Activity →
Pull every line containing "Position" from the listing.

++++ Records shown

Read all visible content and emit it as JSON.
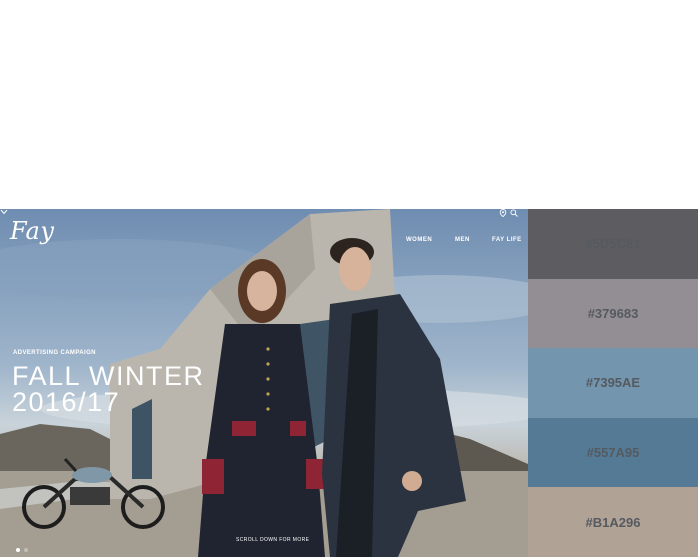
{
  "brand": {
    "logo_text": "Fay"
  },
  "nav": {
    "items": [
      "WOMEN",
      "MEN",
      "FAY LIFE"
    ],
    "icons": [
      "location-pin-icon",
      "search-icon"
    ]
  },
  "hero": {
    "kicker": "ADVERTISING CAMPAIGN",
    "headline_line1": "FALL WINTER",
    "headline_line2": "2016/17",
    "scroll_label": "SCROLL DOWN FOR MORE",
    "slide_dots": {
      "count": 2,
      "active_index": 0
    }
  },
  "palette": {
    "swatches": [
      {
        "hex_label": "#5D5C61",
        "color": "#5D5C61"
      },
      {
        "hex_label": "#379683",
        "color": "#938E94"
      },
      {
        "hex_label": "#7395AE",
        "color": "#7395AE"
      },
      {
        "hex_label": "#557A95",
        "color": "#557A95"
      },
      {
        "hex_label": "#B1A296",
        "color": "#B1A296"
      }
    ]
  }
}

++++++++
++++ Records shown

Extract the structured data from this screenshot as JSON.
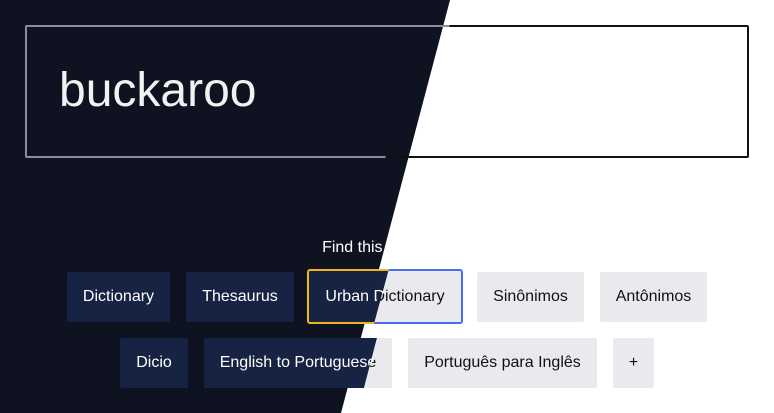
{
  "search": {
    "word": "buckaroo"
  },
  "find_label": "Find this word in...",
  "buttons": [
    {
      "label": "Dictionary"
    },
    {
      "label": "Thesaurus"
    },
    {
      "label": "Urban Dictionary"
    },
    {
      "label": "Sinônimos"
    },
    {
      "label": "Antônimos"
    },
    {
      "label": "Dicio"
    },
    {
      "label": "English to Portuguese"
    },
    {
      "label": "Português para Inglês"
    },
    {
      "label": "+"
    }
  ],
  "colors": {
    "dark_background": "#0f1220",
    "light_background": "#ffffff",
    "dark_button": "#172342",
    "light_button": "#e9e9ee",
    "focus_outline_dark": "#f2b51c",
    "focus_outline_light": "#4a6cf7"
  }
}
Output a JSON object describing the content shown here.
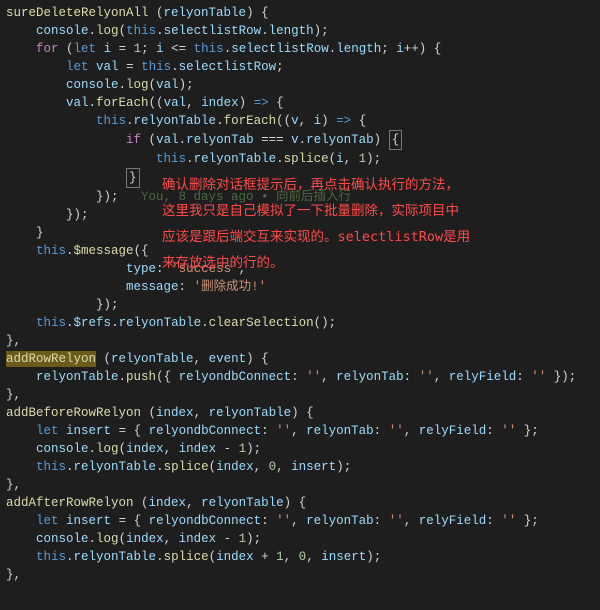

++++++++
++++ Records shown

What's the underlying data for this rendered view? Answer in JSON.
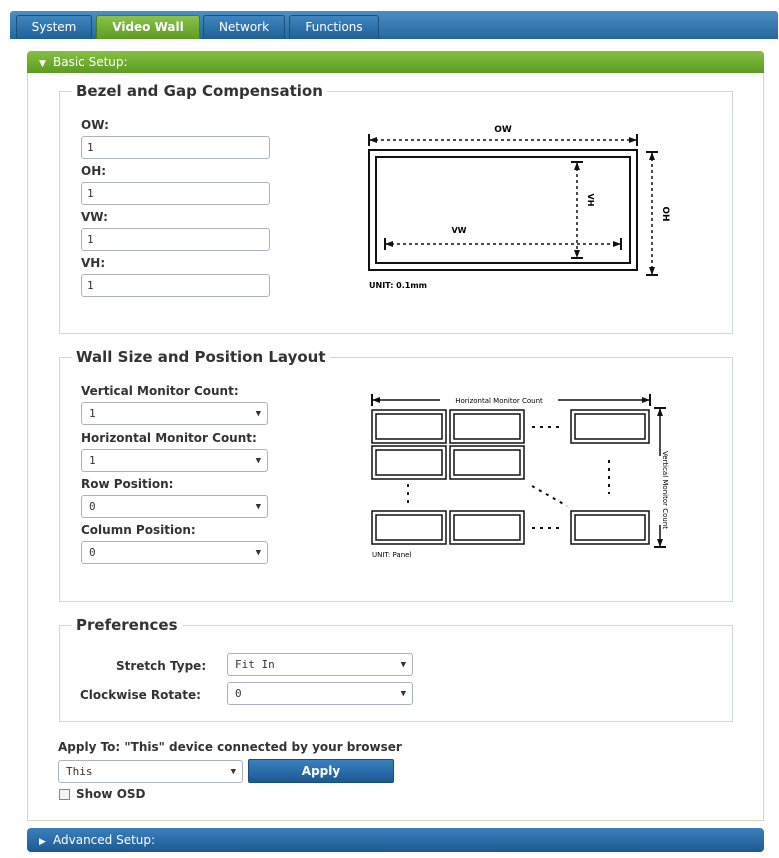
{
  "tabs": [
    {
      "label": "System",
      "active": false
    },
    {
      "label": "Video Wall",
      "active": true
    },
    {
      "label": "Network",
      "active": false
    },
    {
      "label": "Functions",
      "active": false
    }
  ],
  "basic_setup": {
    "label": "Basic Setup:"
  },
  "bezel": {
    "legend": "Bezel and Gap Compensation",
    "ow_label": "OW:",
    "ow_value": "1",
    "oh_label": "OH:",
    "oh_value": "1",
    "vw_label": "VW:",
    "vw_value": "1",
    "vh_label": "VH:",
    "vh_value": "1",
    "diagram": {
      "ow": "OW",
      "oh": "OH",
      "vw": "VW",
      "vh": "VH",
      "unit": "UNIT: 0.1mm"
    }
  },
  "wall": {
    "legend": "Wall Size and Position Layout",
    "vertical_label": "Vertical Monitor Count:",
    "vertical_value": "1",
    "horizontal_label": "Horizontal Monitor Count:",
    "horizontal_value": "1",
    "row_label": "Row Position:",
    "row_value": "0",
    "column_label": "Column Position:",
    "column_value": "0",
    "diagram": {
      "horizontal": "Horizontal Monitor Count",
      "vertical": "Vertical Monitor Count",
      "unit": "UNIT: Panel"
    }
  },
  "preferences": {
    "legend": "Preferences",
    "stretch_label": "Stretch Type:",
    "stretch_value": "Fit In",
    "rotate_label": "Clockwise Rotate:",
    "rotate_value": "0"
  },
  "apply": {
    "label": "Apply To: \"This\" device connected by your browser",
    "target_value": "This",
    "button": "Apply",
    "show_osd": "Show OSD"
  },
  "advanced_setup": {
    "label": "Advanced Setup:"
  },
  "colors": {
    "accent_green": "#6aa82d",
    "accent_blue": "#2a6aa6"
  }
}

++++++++

Response for this exercise →
    "legend": "Wall Size and Position Layout",
    "row_label": "Row Position:",
    "column_label": "Column Position:",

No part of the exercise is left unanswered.